Bankruptcies are rarely a lender’s friend. They’re a worst case scenario that often means a best outcome of pennies returned on the dollars of investment. Midway Games' (MWY) ongoing bankruptcy process has been a demonstration in point. Triggered by debt covenants and a sketchy transaction, the proceedings have been riddled with confrontational debate. The rancor’s even spilled over into a counter suit.
Monday, creditors filed suit against the company’s board members, former majority owner, Sumner Redstone, and the buyer of Redstone’s shares, Mark Thomas. The creditors are charging Redstone with fraudulent transfer, and accusing him and others of breaching their fiduciary duties.
Everything stems from Redstone’s firesale giveaway of his Midway holdings in November. Parting with 87% of the company for merely $100k gave Redstone and his affiliated holdings more than $700m in tax losses which created a massive tax write off. That write off, Redstone’s gain, creditors argue, helped shore up the finances at Redstone’s National Amusements but put Midway into a tailspin.
“The transaction caused Midway irretrievably to lose the ability to take advantage of its valuable accumulated net operating losses and other tax assets,” creditors say.
The sale of Redstone’s shares also gave the buyer of Redstone’s shares, Mark Thomas, senior status (the right to be paid first) on the collection of tens of millions in outstanding debt. Creditors argue that’s why he bought the stake in the first place: for the “sole and exclusive purpose of enforcing the debt.” In essence, Thomas had no interest in running, or salvaging the company, they suggest. He was wagering $100k plus legal expenses against the potential return of tens of millions in payback on the loans.
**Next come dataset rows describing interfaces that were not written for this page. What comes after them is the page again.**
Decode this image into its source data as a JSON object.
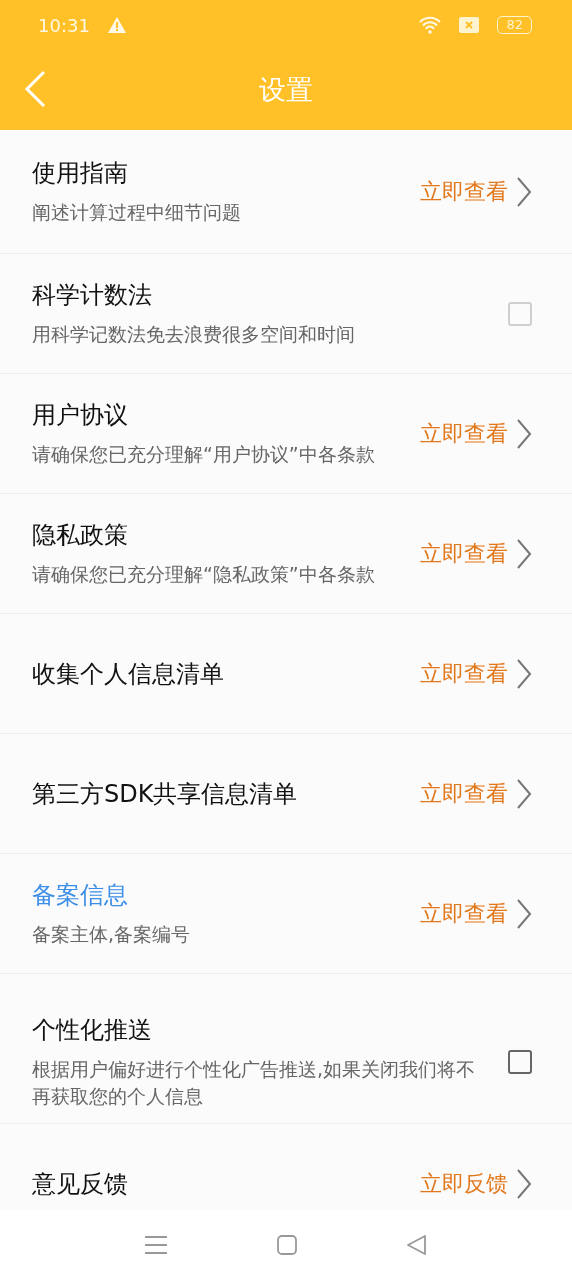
{
  "status_bar": {
    "time": "10:31",
    "battery": "82"
  },
  "header": {
    "title": "设置"
  },
  "sections": [
    [
      {
        "kind": "link",
        "title": "使用指南",
        "subtitle": "阐述计算过程中细节问题",
        "action": "立即查看",
        "accent": false
      },
      {
        "kind": "check",
        "title": "科学计数法",
        "subtitle": "用科学记数法免去浪费很多空间和时间",
        "checked": false,
        "disabled": true,
        "accent": false
      },
      {
        "kind": "link",
        "title": "用户协议",
        "subtitle": "请确保您已充分理解“用户协议”中各条款",
        "action": "立即查看",
        "accent": false
      },
      {
        "kind": "link",
        "title": "隐私政策",
        "subtitle": "请确保您已充分理解“隐私政策”中各条款",
        "action": "立即查看",
        "accent": false
      },
      {
        "kind": "link",
        "title": "收集个人信息清单",
        "action": "立即查看",
        "accent": false
      },
      {
        "kind": "link",
        "title": "第三方SDK共享信息清单",
        "action": "立即查看",
        "accent": false
      },
      {
        "kind": "link",
        "title": "备案信息",
        "subtitle": "备案主体,备案编号",
        "action": "立即查看",
        "accent": true
      }
    ],
    [
      {
        "kind": "check",
        "title": "个性化推送",
        "subtitle": "根据用户偏好进行个性化广告推送,如果关闭我们将不再获取您的个人信息",
        "checked": false,
        "disabled": false,
        "accent": false
      },
      {
        "kind": "link",
        "title": "意见反馈",
        "action": "立即反馈",
        "accent": false
      }
    ]
  ]
}
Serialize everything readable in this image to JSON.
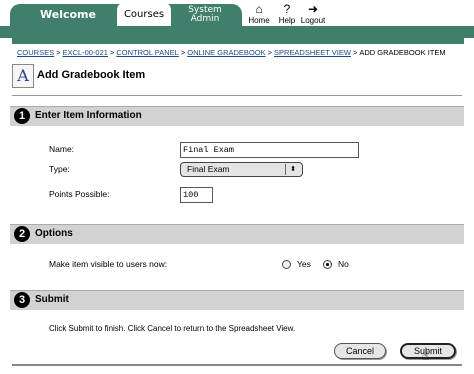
{
  "nav": {
    "tabs": [
      "Welcome",
      "Courses",
      "System",
      "Admin"
    ],
    "icons": [
      {
        "name": "home",
        "label": "Home"
      },
      {
        "name": "help",
        "label": "Help"
      },
      {
        "name": "logout",
        "label": "Logout"
      }
    ]
  },
  "breadcrumb": {
    "items": [
      "COURSES",
      "EXCL-00-021",
      "CONTROL PANEL",
      "ONLINE GRADEBOOK",
      "SPREADSHEET VIEW"
    ],
    "current": "ADD GRADEBOOK ITEM",
    "separator": ">"
  },
  "page": {
    "title": "Add Gradebook Item"
  },
  "sections": {
    "one": {
      "number": "1",
      "title": "Enter Item Information"
    },
    "two": {
      "number": "2",
      "title": "Options"
    },
    "three": {
      "number": "3",
      "title": "Submit"
    }
  },
  "form": {
    "name_label": "Name:",
    "name_value": "Final Exam",
    "type_label": "Type:",
    "type_value": "Final Exam",
    "points_label": "Points Possible:",
    "points_value": "100",
    "visible_label": "Make item visible to users now:",
    "yes_label": "Yes",
    "no_label": "No",
    "visible_selected": "No"
  },
  "submit": {
    "instructions": "Click Submit to finish. Click Cancel to return to the Spreadsheet View.",
    "cancel_label": "Cancel",
    "submit_label": "Submit"
  },
  "colors": {
    "nav_bg": "#3f7f6b",
    "section_bg": "#d2d2d2",
    "link": "#1a4a8a"
  }
}
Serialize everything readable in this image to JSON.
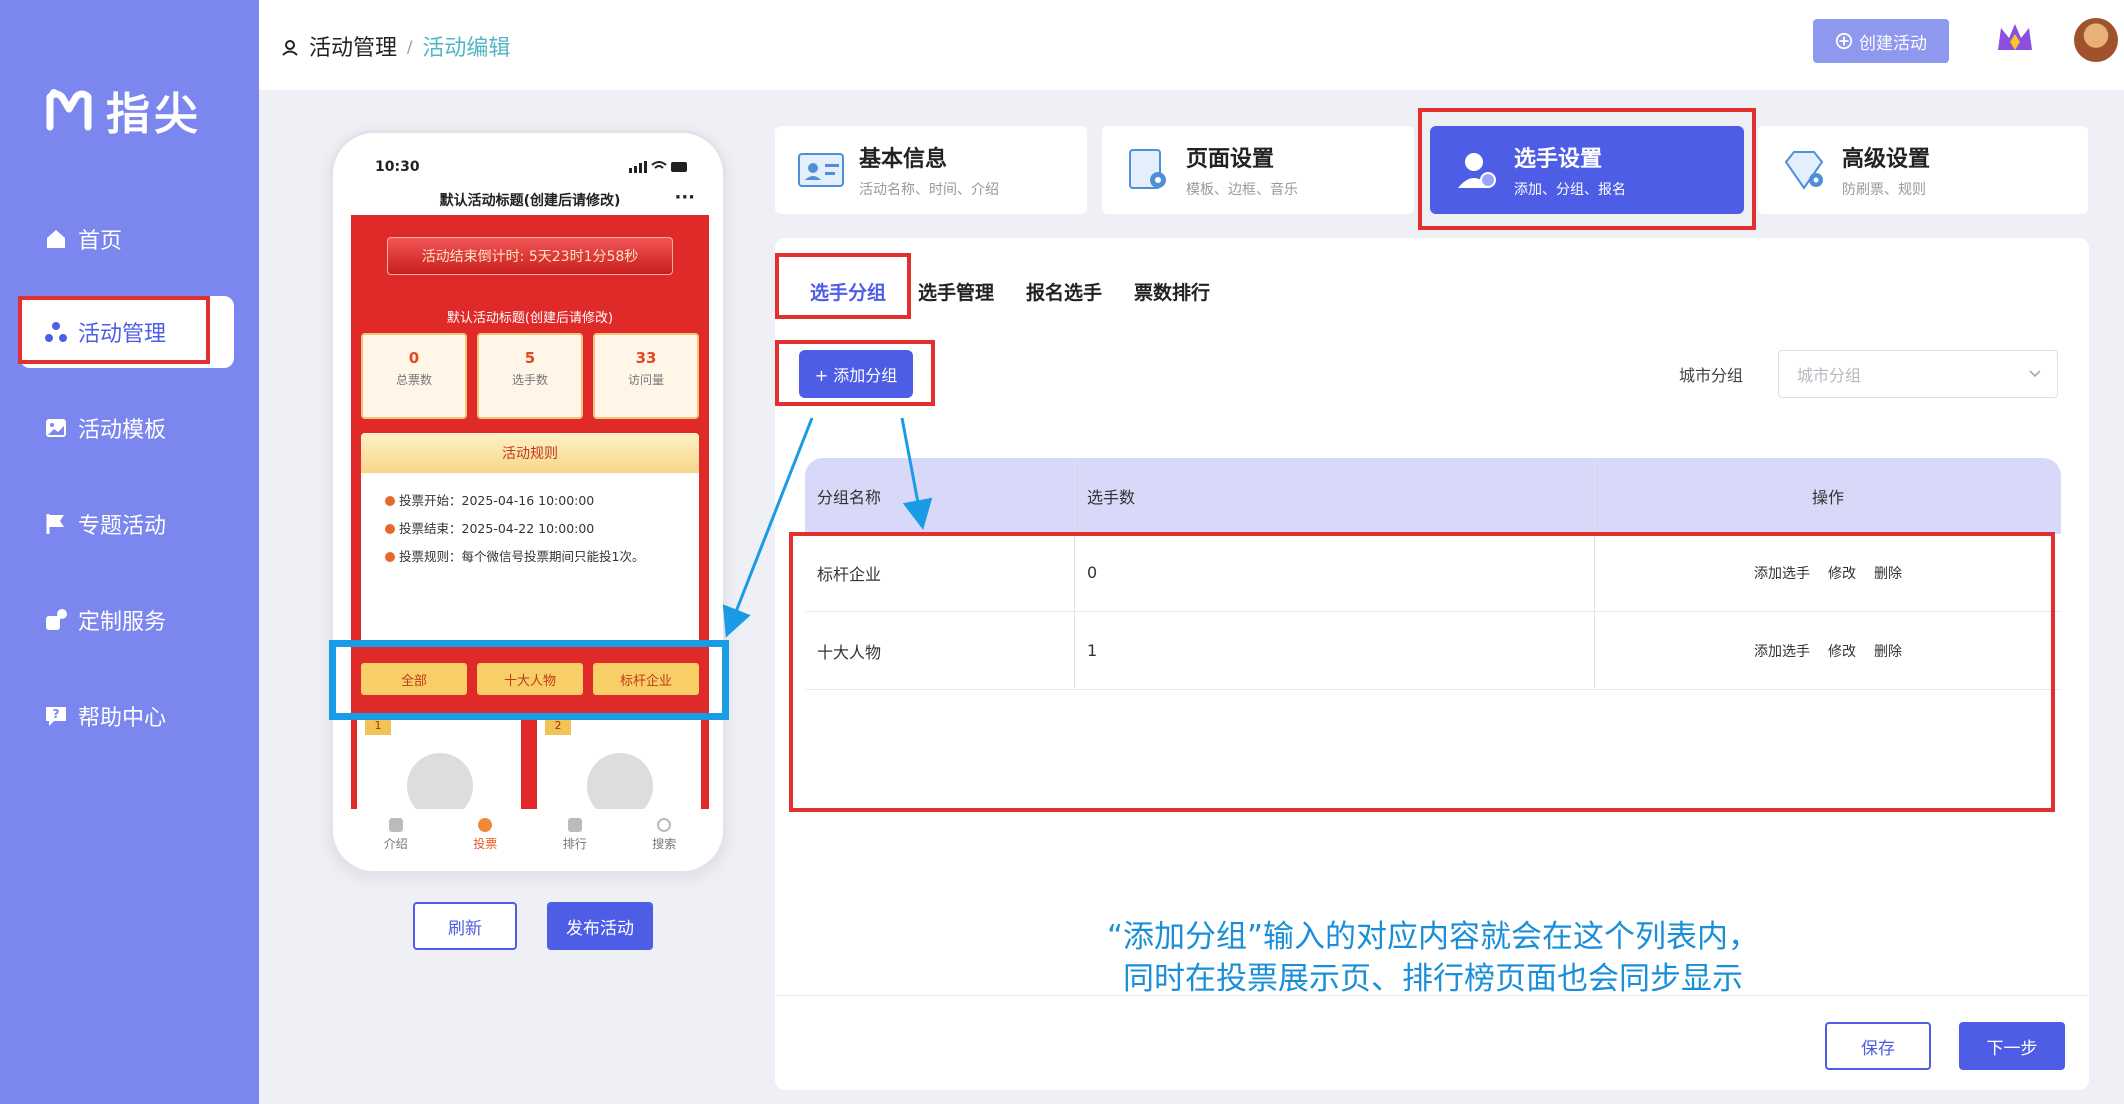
{
  "brand": {
    "name": "指尖"
  },
  "sidebar": {
    "items": [
      {
        "label": "首页",
        "icon": "home-icon"
      },
      {
        "label": "活动管理",
        "icon": "activity-icon"
      },
      {
        "label": "活动模板",
        "icon": "template-icon"
      },
      {
        "label": "专题活动",
        "icon": "flag-icon"
      },
      {
        "label": "定制服务",
        "icon": "service-icon"
      },
      {
        "label": "帮助中心",
        "icon": "help-icon"
      }
    ]
  },
  "header": {
    "crumb_root": "活动管理",
    "crumb_sep": "/",
    "crumb_current": "活动编辑",
    "create_label": "创建活动"
  },
  "phone": {
    "time": "10:30",
    "title": "默认活动标题(创建后请修改)",
    "countdown": "活动结束倒计时: 5天23时1分58秒",
    "subtitle": "默认活动标题(创建后请修改)",
    "stats": [
      {
        "num": "0",
        "label": "总票数"
      },
      {
        "num": "5",
        "label": "选手数"
      },
      {
        "num": "33",
        "label": "访问量"
      }
    ],
    "rules_title": "活动规则",
    "rules": [
      "投票开始：2025-04-16 10:00:00",
      "投票结束：2025-04-22 10:00:00",
      "投票规则：每个微信号投票期间只能投1次。"
    ],
    "filters": [
      "全部",
      "十大人物",
      "标杆企业"
    ],
    "cards": [
      "1",
      "2"
    ],
    "tabbar": [
      "介绍",
      "投票",
      "排行",
      "搜索"
    ]
  },
  "preview": {
    "refresh_label": "刷新",
    "publish_label": "发布活动"
  },
  "steps": [
    {
      "title": "基本信息",
      "sub": "活动名称、时间、介绍"
    },
    {
      "title": "页面设置",
      "sub": "模板、边框、音乐"
    },
    {
      "title": "选手设置",
      "sub": "添加、分组、报名"
    },
    {
      "title": "高级设置",
      "sub": "防刷票、规则"
    }
  ],
  "subtabs": [
    "选手分组",
    "选手管理",
    "报名选手",
    "票数排行"
  ],
  "toolbar": {
    "add_group_label": "+ 添加分组",
    "city_label": "城市分组",
    "city_placeholder": "城市分组"
  },
  "table": {
    "headers": [
      "分组名称",
      "选手数",
      "操作"
    ],
    "rows": [
      {
        "name": "标杆企业",
        "count": "0"
      },
      {
        "name": "十大人物",
        "count": "1"
      }
    ],
    "actions": [
      "添加选手",
      "修改",
      "删除"
    ]
  },
  "annotation": {
    "line1": "“添加分组”输入的对应内容就会在这个列表内，",
    "line2": "同时在投票展示页、排行榜页面也会同步显示"
  },
  "footer": {
    "save_label": "保存",
    "next_label": "下一步"
  },
  "colors": {
    "primary": "#4e5de6",
    "sidebar": "#7b86ee",
    "annotation_red": "#e23030",
    "annotation_blue": "#1a9be6"
  }
}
The lack of appropriate due diligence or consideration of other alternatives by Midway’s board, and Redstone, the creditors claim, was a breach of their fiduciary responsibilities.
To a certain extent, the litigation was expected. According to the creditors' court filing (see embedded document below), when Mark Thomas negotiated to buy Redstone’s shares, he initially offered $1m on the condition that he be indemnified against a future lawsuit. Redstone balked at that contingency and instead, accepted a non-conditional counter offer at the substantially reduced (because of the legal risk) price of $100k.
Further evidencing anticipation of legal action, the creditors note, Mark Thomas transferred title of his home to his wife’s name one day before the purchase – the implication being, he was intentionally seeking to shelter his personal assets from any legal claims relating from the deal.
Legal and shrewd dealing? Or illegal manipulation? There’s no telling how the case and bankruptcy will play out. A spokesperson for National Amusements says the suit is completely without merit. The court will sort this one out.
Meanwhile, buyers interested in picking up some of Midways’ IP and assets are assuredly waiting in the wings hoping to get a bargain of their own sometime in the future.
(More detailed information on the events that led to Midway’s bankruptcy and the contentious battle going on as creditors try to salvage value from the troubled company can be found here and here in past coverage from Metue. The filing related to the new litigation is embedded below)